Jessica Margolin, who blogs at Solvation on topics that I would broadly call “political economy” and emergent trends within the moderately liberal, techno-VC–silicon valley – futurist-“social capital”, business culture, writes in to me:
“Hi. As an educated and articulate libertarian person, could you PLEASE point me to conservative points of view that aren’t espoused by retarded ranting weirdos? I know there must be some. Help”
This cri de coeur caused me to ponder.
Compared to my more leftwing blogfriends at ProgressiveHistorians or NewsHoggers, Margolin does not seem to me to be more than
mildly liberal liberal/progressive but, she lives, if I recall, in an area not noted for a high proportion of conservative residents. If all I saw of conservatism were the bombthrowing personalities in 30 second MSM clips, I’d think the Right was composed of wingnuts too.
It isn’t, of course, any more than the Left is exclusively populated by Hugo Chavez worshipping, Cindy Sheehan clones. I think the problem in the mutual perception of respective Left-Right wingnuttery comes down to three factors:
3. The Infotainment Media Business Model
Number three is the most significant factor. Bombastic clowns draw an audience. Reasoned discourse puts viewers to sleep. The media is a business, not a charity organization or even a totally one-sided political machine. Basically liberal broadcast networks will air a few conservatives who bring in ad revenue. Period. This model is a driver to propagating corrosive, demonizing, political rhetoric in the public discourse and it garners attention far beyond the actual numbers of people who genuinely support such positions

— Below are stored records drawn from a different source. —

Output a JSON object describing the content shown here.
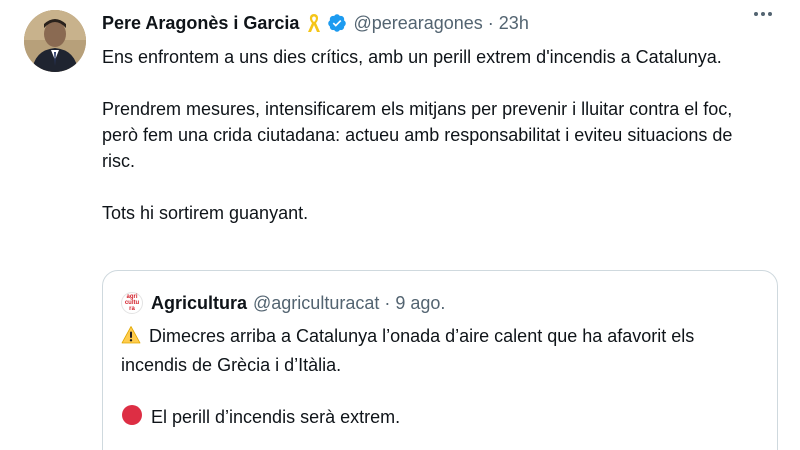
{
  "tweet": {
    "author_name": "Pere Aragonès i Garcia",
    "author_handle": "@perearagones",
    "separator": "·",
    "time": "23h",
    "paragraphs": [
      "Ens enfrontem a uns dies crítics, amb un perill extrem d'incendis a Catalunya.",
      "Prendrem mesures, intensificarem els mitjans per prevenir i lluitar contra el foc, però fem una crida ciutadana: actueu amb responsabilitat i eviteu situacions de risc.",
      "Tots hi sortirem guanyant."
    ],
    "icons": {
      "ribbon": "yellow-ribbon-icon",
      "verified": "verified-badge-icon",
      "more": "more-options-icon"
    },
    "colors": {
      "verified": "#1d9bf0",
      "ribbon": "#f5c518",
      "secondary_text": "#536471"
    }
  },
  "quoted_tweet": {
    "avatar_text": [
      "agri",
      "cultu",
      "ra"
    ],
    "author_name": "Agricultura",
    "author_handle": "@agriculturacat",
    "separator": "·",
    "time": "9 ago.",
    "paragraphs": [
      "Dimecres arriba a Catalunya l’onada d’aire calent que ha afavorit els incendis de Grècia i d’Itàlia.",
      "El perill d’incendis serà extrem."
    ],
    "icons": {
      "warning": "warning-icon",
      "red_circle": "red-circle-icon"
    }
  }
}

The most aggravating figures in political life are really more partisan than ideological. Something about the intrinsic one-sidedness of partisan rhetoric, I suspect. Richard Nixon and George W. Bush were not very conservative in their policies but they were aggressive partisans. Bill and Hillary Clinton are partisan Democrats as was Jimmy Carter (the much maligned Carter enraged stalwart liberals among the House Democrats). By contrast, LBJ, Obama and Reagan are/were more ideological than partisan presidents. Eisenhower, JFK and Ford were neither sharply partisan nor ideological but epitomized pragmatic consensus politics.
Ideology is the bedrock of political conviction. Certain people though prefer purism to policy “wins” and are willing to go down with flags flying rather than compromise their principles. We can even find this praiseworthy, in retrospect; men like Barry Goldwater and Hubert Humphrey appear far more admirable in the eyes of history than the opponents who beat them for the presidency. By contrast, others appear to be a little cracked, impractical and unreasonable tilters at windmills and political ass-clowns who only injure their own party with buffoonish antics.
Returning to Jessica’s question, conservatism is a coalition and not a movement, like liberalism. There are real and important philosophical differences between factions on the Right – neocons, paleocons, libertarians, moderates and the religious right – that do not have counterparts on the Left. The Right tends to stick together based more upon what they are against than what they are for.
Here are some voices in the different conservative factions that I find to be “reasonable”, most of the time. It is an imperfect and admittedly arbitrary list composed of pundits, media personalities, philosophers, bloggers and historical figures. I do not claim to have read every word each person has ever written or that I endorse all of their views. I am using these labels very broadly ( Ayn Rand rejected the term “libertarian”, John Adams was also a radical because he was a republican revolutionary, etc.) and my familiarity with religious right figures is very weak. I did not include a category for “moderate conservatives” – something that probably describes most GOP general election voters who often do not bother to vote in the primaries.
All I am saying is that these individuals are among the better representatives of different kinds of conservatism in the Anglo-American sense of the term, the a couple of figures are probably borderline, depending where you stand.
Arnaud de Borchgrave, W. Pat Lang, Bernard Finel, George Will, Fabius Maximus, Milt Rosenberg, Russell Kirk, William F. Buckley, George Kennan, Robert Taft, Whittaker Chambers, Edmund Burke, John Adams
Amity Shlaes, Virginia Postrel, Charles Murray, Thomas Sowell, Stephen Chapman, Ayn Rand, Milton Friedman, Friedrich von Hayek, Murray Rothbard, Ludwig von Mises, Barry Goldwater, Thomas Jefferson, Tom Paine
The Religious Right:
Comments, criticism, complaints, suggestions. Open fire in the comments…..
By acclamation from the learned gents in the comments section, 20th century American political theorist James Burnham and 19th century French philosopher Frederic Bastiat, are officially added to the list.
I have not read either, though I’ve seen Bastiat frequently quoted by libertarian writers. Joseph Fouche of The Committe of Public Safety blog did an excellent series on Burnham which you can access here.